APPENDIX C
Alexander Alcoholicus

ARRIAN
4.8.2Drinking has been going on throughout the day of Kleitos’s last banquet. Arrian remarks: by that stage Alexander had already adopted barbarian ways of drinking.
4.9.1According to Arrian Alexander was a slave of two vices: anger and drunkenness.
4.10.5Alexander arranges with some sophists, as well as notable Persians and Medes, to introduce proskynesis during a wine-party.
4.13.5–6Page conspiracy: Most authors say Alexander went on drinking longer than expected and thus was saved. Aristoboulos says he was recalled to the banquet by a Syrian woman possessed by some divine power.
4.14.2Hermolaos the conspirator page charges Alexander (among other things) with the drunken murder of Kleitos and, more generally, with his drinking habits.
7.14.1Drinking bouts with the hetairoi in Ekbatana.
7.14.4Hephaistion dies of over-drinking.
7.24.4After the evening sacrifices, Alexander drinks with his friends deep into the night.
7.25.1In Babylon: from his own banquet Alexander moves to another, that of Medios. On the next day: another party with Medios.
7.29.4Aristoboulos claims that Alexander drank very little, only for his friends’ sake.

-163-

Notes for this page

Add a new note
If you are trying to select text to create highlights or citations, remember that you must now click or tap on the first word, and then click or tap on the last word.
One moment ...
Default project is now your active project.
Project items
Notes
Cite this page

Cited page

Style
Citations are available only to our active members.
Buy instant access to cite pages or passages in MLA 8, MLA 7, APA and Chicago citation styles.

(Einhorn, 1992, p. 25)

(Einhorn 25)

(Einhorn 25)

1. Lois J. Einhorn, Abraham Lincoln, the Orator: Penetrating the Lincoln Legend (Westport, CT: Greenwood Press, 1992), 25, http://www.questia.com/read/27419298.

Note: primary sources have slightly different requirements for citation. Please see these guidelines for more information.

Cited page

Bookmark this page
From Alexander to Jesus
Table of contents

Table of contents

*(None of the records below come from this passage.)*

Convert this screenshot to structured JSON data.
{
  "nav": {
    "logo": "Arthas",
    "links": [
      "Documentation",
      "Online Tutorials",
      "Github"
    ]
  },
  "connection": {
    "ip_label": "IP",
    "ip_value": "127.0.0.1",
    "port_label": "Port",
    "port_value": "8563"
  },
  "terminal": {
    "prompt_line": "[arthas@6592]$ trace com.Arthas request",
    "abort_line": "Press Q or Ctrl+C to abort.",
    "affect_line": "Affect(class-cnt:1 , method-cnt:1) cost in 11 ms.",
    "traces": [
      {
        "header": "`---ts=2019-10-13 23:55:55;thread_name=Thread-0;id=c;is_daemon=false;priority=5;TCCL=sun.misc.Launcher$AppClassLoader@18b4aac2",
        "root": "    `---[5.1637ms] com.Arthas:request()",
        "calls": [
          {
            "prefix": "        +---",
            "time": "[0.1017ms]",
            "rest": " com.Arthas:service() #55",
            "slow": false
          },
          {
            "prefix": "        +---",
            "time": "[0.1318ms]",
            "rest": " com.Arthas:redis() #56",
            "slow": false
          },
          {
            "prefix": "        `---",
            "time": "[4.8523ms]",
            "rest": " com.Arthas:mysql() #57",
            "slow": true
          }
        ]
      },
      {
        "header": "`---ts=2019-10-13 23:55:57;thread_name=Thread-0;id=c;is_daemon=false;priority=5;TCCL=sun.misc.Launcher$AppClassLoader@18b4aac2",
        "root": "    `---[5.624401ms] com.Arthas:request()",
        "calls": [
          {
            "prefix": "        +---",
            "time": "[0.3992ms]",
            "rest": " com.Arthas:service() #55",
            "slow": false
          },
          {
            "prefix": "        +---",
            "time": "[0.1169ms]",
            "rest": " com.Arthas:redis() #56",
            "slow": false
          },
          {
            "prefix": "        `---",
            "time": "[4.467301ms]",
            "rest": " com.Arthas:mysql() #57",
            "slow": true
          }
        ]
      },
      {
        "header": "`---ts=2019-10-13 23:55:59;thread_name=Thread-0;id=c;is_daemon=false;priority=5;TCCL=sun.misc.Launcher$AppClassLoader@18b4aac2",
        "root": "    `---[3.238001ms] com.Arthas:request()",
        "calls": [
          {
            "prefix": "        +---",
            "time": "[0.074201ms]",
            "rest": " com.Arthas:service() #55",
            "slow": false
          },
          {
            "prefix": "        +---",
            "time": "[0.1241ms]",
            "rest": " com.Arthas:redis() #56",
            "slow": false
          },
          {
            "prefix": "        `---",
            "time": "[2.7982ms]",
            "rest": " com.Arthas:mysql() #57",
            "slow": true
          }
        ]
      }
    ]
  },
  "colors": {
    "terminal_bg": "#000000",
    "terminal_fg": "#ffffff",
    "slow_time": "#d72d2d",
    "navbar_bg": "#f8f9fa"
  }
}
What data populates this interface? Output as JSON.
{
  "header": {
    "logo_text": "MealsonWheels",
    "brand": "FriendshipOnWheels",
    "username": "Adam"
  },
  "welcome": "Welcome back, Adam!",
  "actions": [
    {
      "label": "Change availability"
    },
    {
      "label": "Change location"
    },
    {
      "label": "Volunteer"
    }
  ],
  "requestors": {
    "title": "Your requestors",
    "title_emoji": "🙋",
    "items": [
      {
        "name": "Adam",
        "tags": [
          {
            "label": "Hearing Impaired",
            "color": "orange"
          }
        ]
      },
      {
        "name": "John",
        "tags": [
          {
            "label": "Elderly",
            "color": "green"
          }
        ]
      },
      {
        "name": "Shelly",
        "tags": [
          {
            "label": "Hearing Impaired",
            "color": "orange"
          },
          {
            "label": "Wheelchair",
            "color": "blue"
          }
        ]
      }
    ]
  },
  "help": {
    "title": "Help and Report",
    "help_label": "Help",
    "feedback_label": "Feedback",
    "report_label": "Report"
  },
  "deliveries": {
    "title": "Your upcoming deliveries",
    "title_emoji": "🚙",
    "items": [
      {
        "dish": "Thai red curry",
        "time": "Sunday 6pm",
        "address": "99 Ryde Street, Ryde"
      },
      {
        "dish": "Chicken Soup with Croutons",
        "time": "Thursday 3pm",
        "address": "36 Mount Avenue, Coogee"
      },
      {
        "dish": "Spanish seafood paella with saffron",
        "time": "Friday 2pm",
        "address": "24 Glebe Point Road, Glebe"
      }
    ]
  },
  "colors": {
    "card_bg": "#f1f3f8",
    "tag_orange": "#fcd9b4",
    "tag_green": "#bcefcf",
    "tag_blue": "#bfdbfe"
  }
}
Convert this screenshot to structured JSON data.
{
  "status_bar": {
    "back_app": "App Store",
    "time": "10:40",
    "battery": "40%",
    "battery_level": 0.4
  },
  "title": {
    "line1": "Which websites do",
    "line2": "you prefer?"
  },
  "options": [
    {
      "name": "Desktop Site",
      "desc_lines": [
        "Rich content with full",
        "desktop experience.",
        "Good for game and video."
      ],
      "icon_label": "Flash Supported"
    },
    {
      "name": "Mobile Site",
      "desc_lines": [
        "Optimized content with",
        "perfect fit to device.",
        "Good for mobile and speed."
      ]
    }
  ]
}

  • Hellenistic Culture and Society iv
  • Title Page vii
  • Contents x
  • Acknowledgments xi
  • Introduction 1
  • 1 - Son of Man, Son of God 9
  • 2 - In the Footsteps of Herakles 27
  • 3 - The Passage to India 39
  • 4 - Symbiosis 56
  • 5 - Amazon Queen 78
  • 6 - Post Mortem 87
  • 7 - Alexander and the End of Days 104
  • 8 - Alexander and Jesus 123
  • Conclusion 147
  • Appendix A - Alexander and David 151
  • Appendix B - Sacrifices and Other Religious Matters in the Alexander Histories 155
  • Appendix C - Alexander Alcoholicus 163
  • Notes 167
  • References 217
  • Index 233
Settings

Settings

Typeface
Text size Smaller Larger Reset View mode
Search within

Search within this book

Look up

Look up a word

  • Dictionary
  • Thesaurus
Please submit a word or phrase above.
Print this page

Print this page

Why can't I print more than one page at a time?

Help
Full screen
Items saved from this book
  • Bookmarks
  • Highlights & Notes
  • Citations
/ 247

matching results for page

    Questia reader help

    How to highlight and cite specific passages

    1. Click or tap the first word you want to select.
    2. Click or tap the last word you want to select, and you’ll see everything in between get selected.
    3. You’ll then get a menu of options like creating a highlight or a citation from that passage of text.

    OK, got it!

    Cited passage

    Style
    Citations are available only to our active members.
    Buy instant access to cite pages or passages in MLA 8, MLA 7, APA and Chicago citation styles.

    "Portraying himself as an honest, ordinary person helped Lincoln identify with his audiences." (Einhorn, 1992, p. 25).

    "Portraying himself as an honest, ordinary person helped Lincoln identify with his audiences." (Einhorn 25)

    "Portraying himself as an honest, ordinary person helped Lincoln identify with his audiences." (Einhorn 25)

    "Portraying himself as an honest, ordinary person helped Lincoln identify with his audiences."1

    1. Lois J. Einhorn, Abraham Lincoln, the Orator: Penetrating the Lincoln Legend (Westport, CT: Greenwood Press, 1992), 25, http://www.questia.com/read/27419298.

    Cited passage

    Thanks for trying Questia!

    Please continue trying out our research tools, but please note, full functionality is available only to our active members.

    Your work will be lost once you leave this Web page.

    Buy instant access to save your work.

    Already a member? Log in now.

    Search by... Author
    Show... All Results Primary Sources Peer-reviewed

    Oops!

    An unknown error has occurred. Please click the button below to reload the page. If the problem persists, please try again in a little while.